Clearly, I don't fit into that exactly. I'm not the bookworm my wife is (I don't usually finish books in a day), but I do read quite often. Fiction (mainly of the Star Wars variety) and non-fiction (mainly of sales and religious variety) are both frequently found in my hands. But I can understand why some people stop. Life gets busy, television fills the entertainment (and information) need. Not to mention we're forced to read some really bad fiction and really dry non-fiction (how I still loathe my Western Civilization reading assignments) while we're in college.
But 16% is a really, really low number. I mean, 40% I can live with. But 16%? That's less than how often Casey Blake gets a hit with RISP and 2 outs in his career. That's way too low.
And maybe it's because most people simply don't know how to find good non-fiction. Or how to tell if they're reading good non-fiction.
I mean, most of us know how to find good fiction. We pick it up, and the characters, world, magic, or romance draws us in. We're able to see things in our head, and anticipate and hope for outcomes.
But we don't get that in non-fiction. We get opinion, belief, and hopefully advice and insight. If it was predictable, we wouldn't want to read it. Most of the non-fiction I like I didn't know was my type, it came on a recommendation.
Now, I know what bad non-fiction looks like. And feels like, more importantly. It feels and reads like the aforementioned books from the Western Civ classes. It makes me dread turning the page, constantly count to a break/end of chapter, and keeps me from hoping there's more of the same to follow.
But, I really couldn't describe to you what good non-fiction looks like. Or feels like, more importantly.
But, last night I started reading a new non-fiction book. My good buddy David and I did a book swap last weekend. I loaned him Christ the Lord by Anne Rice, which was so far down my reading list at the time, it wasn't getting read until at least October. In return, he loaned me Simply Christian, which he had just finished and thought would be a great fit for my mindset.
So, again, I pick up some non-fiction on recommendation.
But, I do think I've found what makes good non-fiction good.
And, you'll have to excuse me, because I'm only one chapter (plus the introduction) into it, but I'm ready to say I like the book.
And I think it's because of this litmus test for (certain types of) non-fiction:
The author is able to say something that you've wanted to be able to say, but haven't had the words or wisdom to be able to say.
It's why Rob Bell works so well for me.
And let me give you an example from this book:
"Haven't Christians been part of the problem rather than part of the solution?
Yes and no.
Yes: from very early on there have always been people who have done terrible things in the name of Jesus. There have also been Christians who have done terrible things knowing them to be terrible things, without claiming that Jesus was supporting them. There's no point hiding from this truth, however uncomfortable it may be.
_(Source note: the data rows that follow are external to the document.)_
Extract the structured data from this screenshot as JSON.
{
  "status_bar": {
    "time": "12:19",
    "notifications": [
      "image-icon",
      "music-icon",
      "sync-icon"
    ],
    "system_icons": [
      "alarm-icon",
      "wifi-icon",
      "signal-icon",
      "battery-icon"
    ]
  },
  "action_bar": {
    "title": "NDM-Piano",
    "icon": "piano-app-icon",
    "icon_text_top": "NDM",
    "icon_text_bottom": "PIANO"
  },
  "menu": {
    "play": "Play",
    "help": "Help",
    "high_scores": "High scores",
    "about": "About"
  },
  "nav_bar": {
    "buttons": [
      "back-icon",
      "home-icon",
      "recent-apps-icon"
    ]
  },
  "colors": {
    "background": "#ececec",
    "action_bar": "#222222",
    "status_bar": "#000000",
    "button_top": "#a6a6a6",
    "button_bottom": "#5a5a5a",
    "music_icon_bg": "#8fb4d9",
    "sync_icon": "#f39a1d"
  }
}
But also no: because again and again, when we look at the wicked things Christians have done (whether or not they were claiming God was on their side), we can see in retrospect at least that they were muddled and mistaken about what Christianity actually is. It's no part of Christian belief to say that the followers of Jesus always got everything right. Jesus himself taught his followers a prayer which includes a clause asking God for forgiveness. He must have thought we would go on needing it"
Like I said, something I've always wanted to be able to express, but haven't been able to find the words, spirit, or wisdom to say so myself. And thus it passes my new litmus test.
Seriously, last night, I wouldn't have been surprised if there was literally a light bulb over my head explaining this new idea I had on why I like certain non-fiction.
And, like I said, I'm only one chapter in. But this book is off to a promising start. And, I'm thinking it will end up not only on my "perpetually recommend to anyone willing to listen to a book recommendation" list, but also on my "not enough to have read it, must also own it" list.
And so while it might not help me in recognizing from a distance what is good non-fiction, maybe it will help you all do a better job in recommending good non-fiction to me.